In This Reading, Two Prevalent Themes Are:
Complexity of shows increases attention and cognition/ Most TV shows makes us smarter:
CASEY: The Sleeper Curve is how we have to exercise our brains while following a complex TV show. We have to follow the characters, plot, figure out what’s happening in all the twists, and wonder what is going to happen when they leave you hanging… They say watching TV is being lazy laying around, but it really is an exercise for your brain if your watching the right shows.
EMILY: Johnson is not saying that all television makes people smarter, but how one interacts with the show and how the narrative of the television show is structured, requires more cognitive attention. “To keep up with entertainment like 24, you have to pay attention, make inferences, track shifting social relationships.
JORGE: “The culture is getting more cognitively demanding, not less.” I agree with this statement because it’s pretty obvious that shows have gotten a lot more varied and challenging to follow.

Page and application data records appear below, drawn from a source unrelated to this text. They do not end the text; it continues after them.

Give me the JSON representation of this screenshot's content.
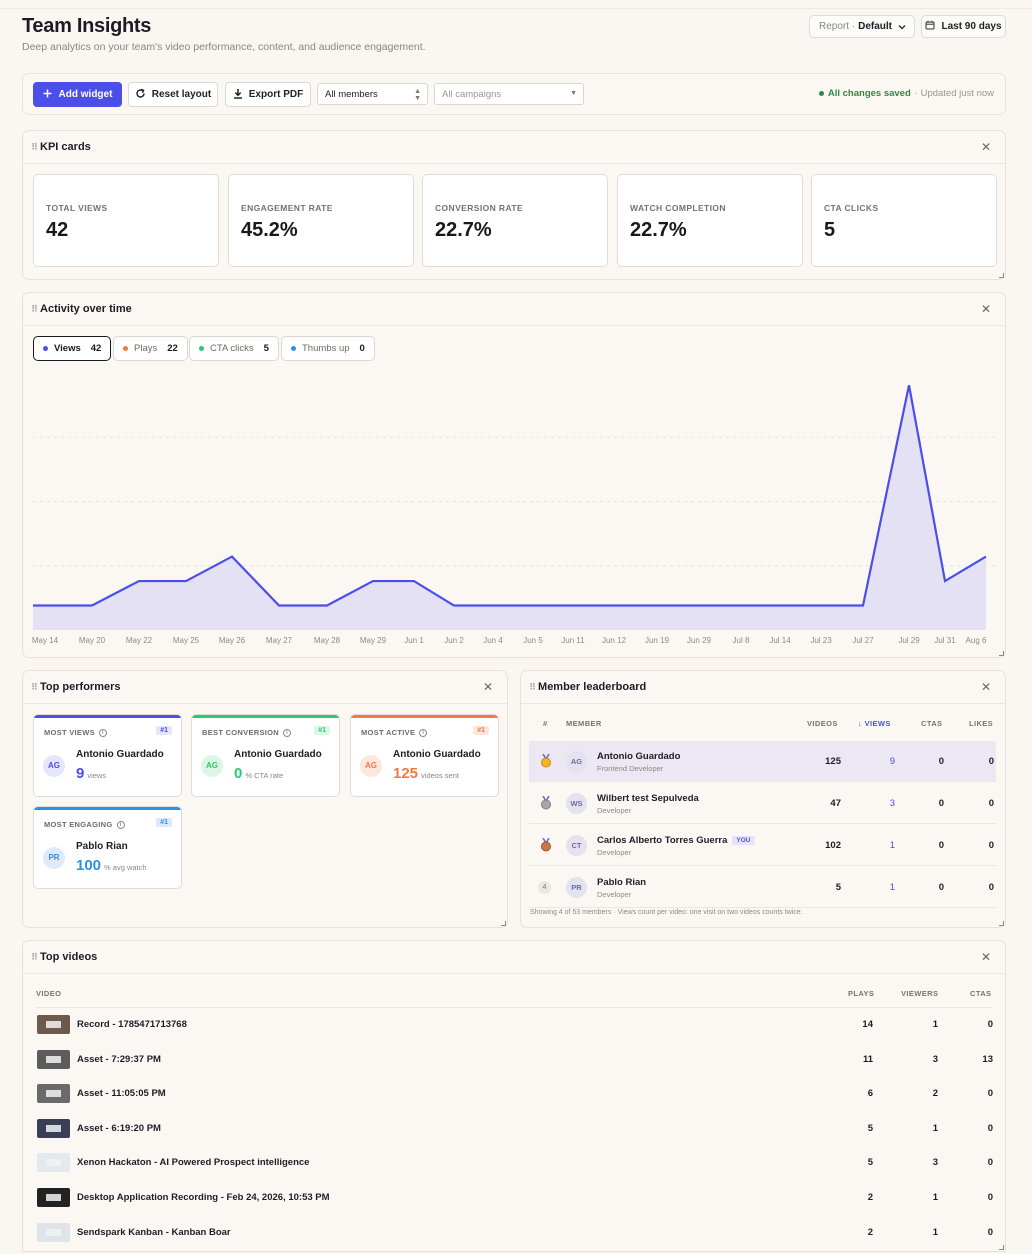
{
  "page": {
    "title": "Team Insights",
    "subtitle": "Deep analytics on your team's video performance, content, and audience engagement.",
    "report_label": "Report ·",
    "report_value": "Default",
    "date_range": "Last 90 days"
  },
  "toolbar": {
    "add_widget": "Add widget",
    "reset_layout": "Reset layout",
    "export_pdf": "Export PDF",
    "members_select": "All members",
    "campaigns_placeholder": "All campaigns",
    "saved_status": "All changes saved",
    "updated_text": "· Updated just now"
  },
  "kpi": {
    "title": "KPI cards",
    "cards": [
      {
        "label": "TOTAL VIEWS",
        "value": "42"
      },
      {
        "label": "ENGAGEMENT RATE",
        "value": "45.2%"
      },
      {
        "label": "CONVERSION RATE",
        "value": "22.7%"
      },
      {
        "label": "WATCH COMPLETION",
        "value": "22.7%"
      },
      {
        "label": "CTA CLICKS",
        "value": "5"
      }
    ]
  },
  "activity": {
    "title": "Activity over time",
    "pills": [
      {
        "label": "Views",
        "count": "42",
        "color": "#4b4ee8",
        "active": true
      },
      {
        "label": "Plays",
        "count": "22",
        "color": "#f07a45",
        "active": false
      },
      {
        "label": "CTA clicks",
        "count": "5",
        "color": "#2fc774",
        "active": false
      },
      {
        "label": "Thumbs up",
        "count": "0",
        "color": "#2f8fe8",
        "active": false
      }
    ]
  },
  "chart_data": {
    "type": "area",
    "x": [
      "May 14",
      "May 20",
      "May 22",
      "May 25",
      "May 26",
      "May 27",
      "May 28",
      "May 29",
      "Jun 1",
      "Jun 2",
      "Jun 4",
      "Jun 5",
      "Jun 11",
      "Jun 12",
      "Jun 19",
      "Jun 29",
      "Jul 8",
      "Jul 14",
      "Jul 23",
      "Jul 27",
      "Jul 29",
      "Jul 31",
      "Aug 6"
    ],
    "series": [
      {
        "name": "Views",
        "color": "#4b4ee8",
        "values": [
          1,
          1,
          2,
          2,
          3,
          1,
          1,
          2,
          2,
          1,
          1,
          1,
          1,
          1,
          1,
          1,
          1,
          1,
          1,
          1,
          10,
          2,
          3
        ]
      }
    ],
    "ylim": [
      0,
      10.5
    ],
    "grid": true,
    "xlabel": "",
    "ylabel": ""
  },
  "performers": {
    "title": "Top performers",
    "cards": [
      {
        "label": "MOST VIEWS",
        "rank": "#1",
        "initials": "AG",
        "name": "Antonio Guardado",
        "value": "9",
        "unit": "views",
        "color": "#4b4ee8",
        "rank_bg": "#e6e6fb"
      },
      {
        "label": "BEST CONVERSION",
        "rank": "#1",
        "initials": "AG",
        "name": "Antonio Guardado",
        "value": "0",
        "unit": "% CTA rate",
        "color": "#2fc774",
        "rank_bg": "#dcf6e6"
      },
      {
        "label": "MOST ACTIVE",
        "rank": "#1",
        "initials": "AG",
        "name": "Antonio Guardado",
        "value": "125",
        "unit": "videos sent",
        "color": "#f07a45",
        "rank_bg": "#fde6dc"
      },
      {
        "label": "MOST ENGAGING",
        "rank": "#1",
        "initials": "PR",
        "name": "Pablo Rian",
        "value": "100",
        "unit": "% avg watch",
        "color": "#2f8fe8",
        "rank_bg": "#dceafc"
      }
    ]
  },
  "leaderboard": {
    "title": "Member leaderboard",
    "headers": {
      "rank": "#",
      "member": "MEMBER",
      "videos": "VIDEOS",
      "views": "↓ VIEWS",
      "ctas": "CTAS",
      "likes": "LIKES"
    },
    "rows": [
      {
        "rank": "1",
        "initials": "AG",
        "name": "Antonio Guardado",
        "role": "Frontend Developer",
        "videos": "125",
        "views": "9",
        "ctas": "0",
        "likes": "0",
        "medal": "gold",
        "you": ""
      },
      {
        "rank": "2",
        "initials": "WS",
        "name": "Wilbert test Sepulveda",
        "role": "Developer",
        "videos": "47",
        "views": "3",
        "ctas": "0",
        "likes": "0",
        "medal": "silver",
        "you": ""
      },
      {
        "rank": "3",
        "initials": "CT",
        "name": "Carlos Alberto Torres Guerra",
        "role": "Developer",
        "videos": "102",
        "views": "1",
        "ctas": "0",
        "likes": "0",
        "medal": "bronze",
        "you": "YOU"
      },
      {
        "rank": "4",
        "initials": "PR",
        "name": "Pablo Rian",
        "role": "Developer",
        "videos": "5",
        "views": "1",
        "ctas": "0",
        "likes": "0",
        "medal": "",
        "you": ""
      }
    ],
    "footer": "Showing 4 of 53 members · Views count per video: one visit on two videos counts twice."
  },
  "top_videos": {
    "title": "Top videos",
    "headers": {
      "video": "VIDEO",
      "plays": "PLAYS",
      "viewers": "VIEWERS",
      "ctas": "CTAS"
    },
    "rows": [
      {
        "name": "Record - 1785471713768",
        "plays": "14",
        "viewers": "1",
        "ctas": "0",
        "thumb": "#6d5a4c"
      },
      {
        "name": "Asset - 7:29:37 PM",
        "plays": "11",
        "viewers": "3",
        "ctas": "13",
        "thumb": "#5c5c5c"
      },
      {
        "name": "Asset - 11:05:05 PM",
        "plays": "6",
        "viewers": "2",
        "ctas": "0",
        "thumb": "#6a6a6a"
      },
      {
        "name": "Asset - 6:19:20 PM",
        "plays": "5",
        "viewers": "1",
        "ctas": "0",
        "thumb": "#3a3f57"
      },
      {
        "name": "Xenon Hackaton - AI Powered Prospect intelligence",
        "plays": "5",
        "viewers": "3",
        "ctas": "0",
        "thumb": "#e4e8ef"
      },
      {
        "name": "Desktop Application Recording - Feb 24, 2026, 10:53 PM",
        "plays": "2",
        "viewers": "1",
        "ctas": "0",
        "thumb": "#222222"
      },
      {
        "name": "Sendspark Kanban - Kanban Boar",
        "plays": "2",
        "viewers": "1",
        "ctas": "0",
        "thumb": "#dfe3ea"
      }
    ]
  }
}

MATTIE: But in reality “the culture is getting more cognitively demanding, not less” (278). Johnson explains how no matter how insignificant the TV show is, or no matter if it sends a bad message, the audience is ultimately getting smarter from watching it. The viewer needs to be cognitively aware out what is going on in the show and be able to understand any clues or plot twists.
SARA MACALUSO: Even reality shows, that may not be considered intellectually stimulating, can trigger parts of the brain, such as emotional connections, to be used.
TAYLOR: Steve Johnson talks about how even if the TV shows have a bad influence on people, it is educational for most. It somewhat makes you smarter. It makes you remember things that are going on in the show, which makes your brain think and it makes it stronger by having to memorize stuff.
TYLER: But, all kinds of shows can have a positive effect on someone’s way of life. Whether it be their personal mindset, social skills etc… Johnson thinks that people can learn from television and in my personal opinion I agree with him. “Television alters the mental development of young people for the better.”
Shows along with cognition have improved over the decades:
ANDREW: Johnson goes on to compare reality television over the decades. He takes a look at earlier shows like The Love Boat and The Newlywed Game and compares them with newer shows like The Apprentice and Survivor. He explains how the earlier reality TV is more structured, and how the rules are mapped out beforehand, therefore requiring less focus to pay attention. ..By this video game structural method, shows like Survivor and The Apprentice keep the audience more engaged and develop more critical thinking.
ANNA: Johnson shows the comparison between complex shows from years ago to complex shows from today, through multi-threads. Johnson states that, “Audiences happily embrace that complexity because they have been trained by two decades of multi-threaded dramas” (Johnson 284). Years ago, Hill Street was considered too complex to understand for its viewers. Now, the Sopranos uses the same multi-thread technique and this show is celebrated and enjoyed by viewers today. This shows that intelligence has increased along with the use of complex shows that make us think critically.
FELICIA: Throughout the essay he gives example of shows from the 50′s to one from 1981 and others from the most recent time pointing out their plots and how they affect the viewers. He explains that a show from the 70′s like Starksy and Hutch has a very simple plot structure that doesn’t allow the viewer to further think about the story because there isn’t much to think about, it’s too simple. The story is so simple it’s almost mind numbing. On the other hand a show like Hill Street Blues from the 80′s had so many twists and turns to the plot that you had to interact by using your mind.
RYAN: Johnson presents a lengthy argument proving that television has grown in the past few decades. While it used to be simple and easy to follow, it now has become much more complicated to understand. Johnson takes specific examples from TV shows to further his points, which seem to work particularly well. For example, Johnson examines a scene from ER, in which a patient in critical condition is being evaluated. Most of the dialogue is too complex for an average audience member to understand, however when the audience focuses hard enough, they can understand what is happening.
SHANNON: The writers have also eliminated any extra “fluff”, incorporated social issues and politics. He also believe that “if narrative threads have experienced a population explosion over the past 20 years, flashing arrows have grown correspondingly scarce. (286). Television stories are no longer as simple as they used to be, you can rarely accurately predict the outcome to even the most far-fetched dramas. Johnson genuinely believes that the television that people claim to be so bad for your brain is actually stimulating and brain-nourishing.
1) Do you think that television has had a more positive or more negative influence today than 15 years ago?
2) Can you think of any other shows/series today that are an example of the beneficial shows Johnson mentions?